    • Who ARE These People? says:

      As peak Baby Boomers, we’ve watched things go up and things go down, and know life will be tougher and more competitive in the future. Reduced standard of living. Harsher. For millennials, it already is rough. We have tried to raise our young-adult daughter to work hard and find the place where her interests and aptitudes meet market needs – and to create a bigger, balanced life so everything doesn’t ride on how work goes. We don’t know yet how this will work out; she’s in school training. I think she sometimes is upset that we didn’t shower her in ‘special snowflake’ gushing like some of her friends’ parents did. We focus on her effort and accomplishments, for her to take pride in her work. She’s not a reflection of us; we have had our own accomplishments. And we love her to pieces and show that, too.

      • Esmom says:

        WATP, Sounds like you are doing a great job. Best to you and to her. Whoever said parenting gets easier as the kids get older was dead wrong, imo. Not for the faint of heart!

  4. Who ARE These People? says:
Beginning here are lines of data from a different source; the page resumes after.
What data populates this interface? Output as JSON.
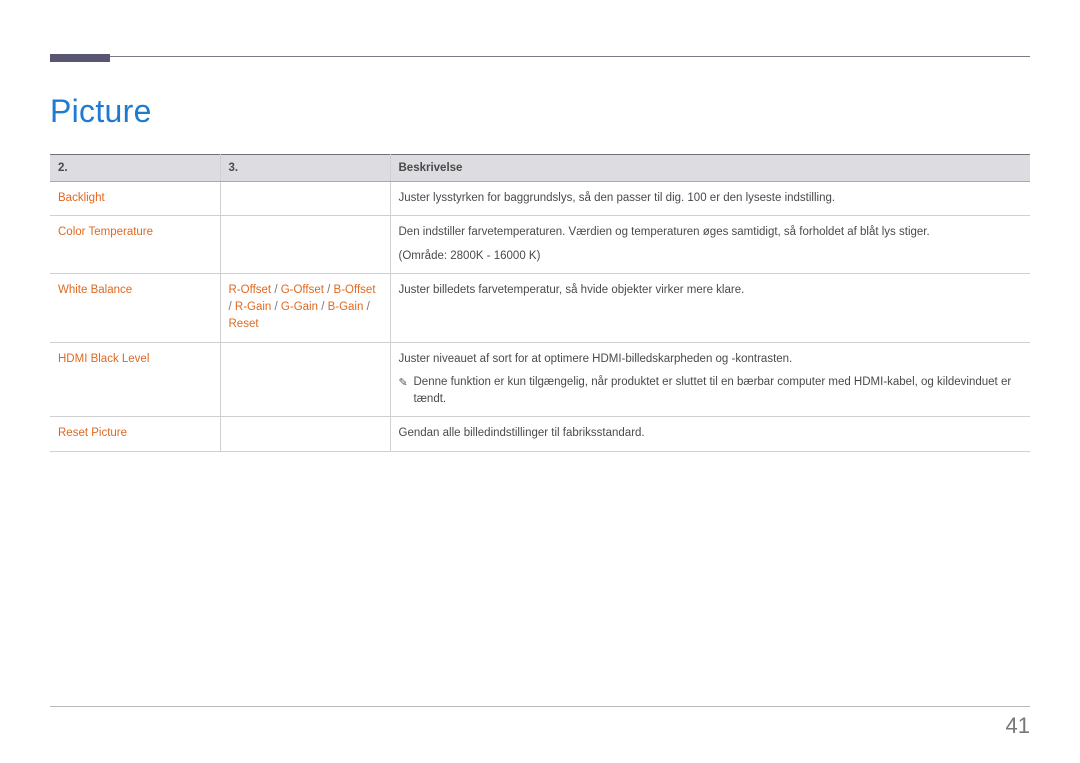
{
  "title": "Picture",
  "pageNumber": "41",
  "headers": {
    "col1": "2.",
    "col2": "3.",
    "col3": "Beskrivelse"
  },
  "rows": {
    "backlight": {
      "label": "Backlight",
      "desc": "Juster lysstyrken for baggrundslys, så den passer til dig. 100 er den lyseste indstilling."
    },
    "colorTemp": {
      "label": "Color Temperature",
      "desc1": "Den indstiller farvetemperaturen. Værdien og temperaturen øges samtidigt, så forholdet af blåt lys stiger.",
      "desc2": "(Område: 2800K - 16000 K)"
    },
    "whiteBalance": {
      "label": "White Balance",
      "opts": {
        "rOffset": "R-Offset",
        "gOffset": "G-Offset",
        "bOffset": "B-Offset",
        "rGain": "R-Gain",
        "gGain": "G-Gain",
        "bGain": "B-Gain",
        "reset": "Reset"
      },
      "desc": "Juster billedets farvetemperatur, så hvide objekter virker mere klare."
    },
    "hdmi": {
      "label": "HDMI Black Level",
      "desc": "Juster niveauet af sort for at optimere HDMI-billedskarpheden og -kontrasten.",
      "note": "Denne funktion er kun tilgængelig, når produktet er sluttet til en bærbar computer med HDMI-kabel, og kildevinduet er tændt."
    },
    "resetPic": {
      "label": "Reset Picture",
      "desc": "Gendan alle billedindstillinger til fabriksstandard."
    }
  }
}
    That’s a great message for kids to hear, because it’s more about things they can control than things they can’t. People aren’t hired for being innately “special;” they’re hired (assuming a level playing field, sigh, and a healthy economy, sigh – I’m not unrealistic) because they have the potential to work hard and get along with people as well as the basic required skills.

  5. Itteh Bitteh says:

    Can her parents adopt us all? Just for little gems like that.

  6. Harryg says:

    She’s great!
    And I love those red shoes.

  7. lucy2 says:

    I feel like of all the celebrity kids, hers are growing up with one of the most normal, grounded, and supportive childhoods. I don’t know their names or their ages or anything, even though she does talk about them, and it seems like she (and her husband) are very focused on doing the very best they can.

  8. Kristen says:

    I absolutely love Melissa McCarthy! She is always so inspiring and hilarious, I want a friend like her!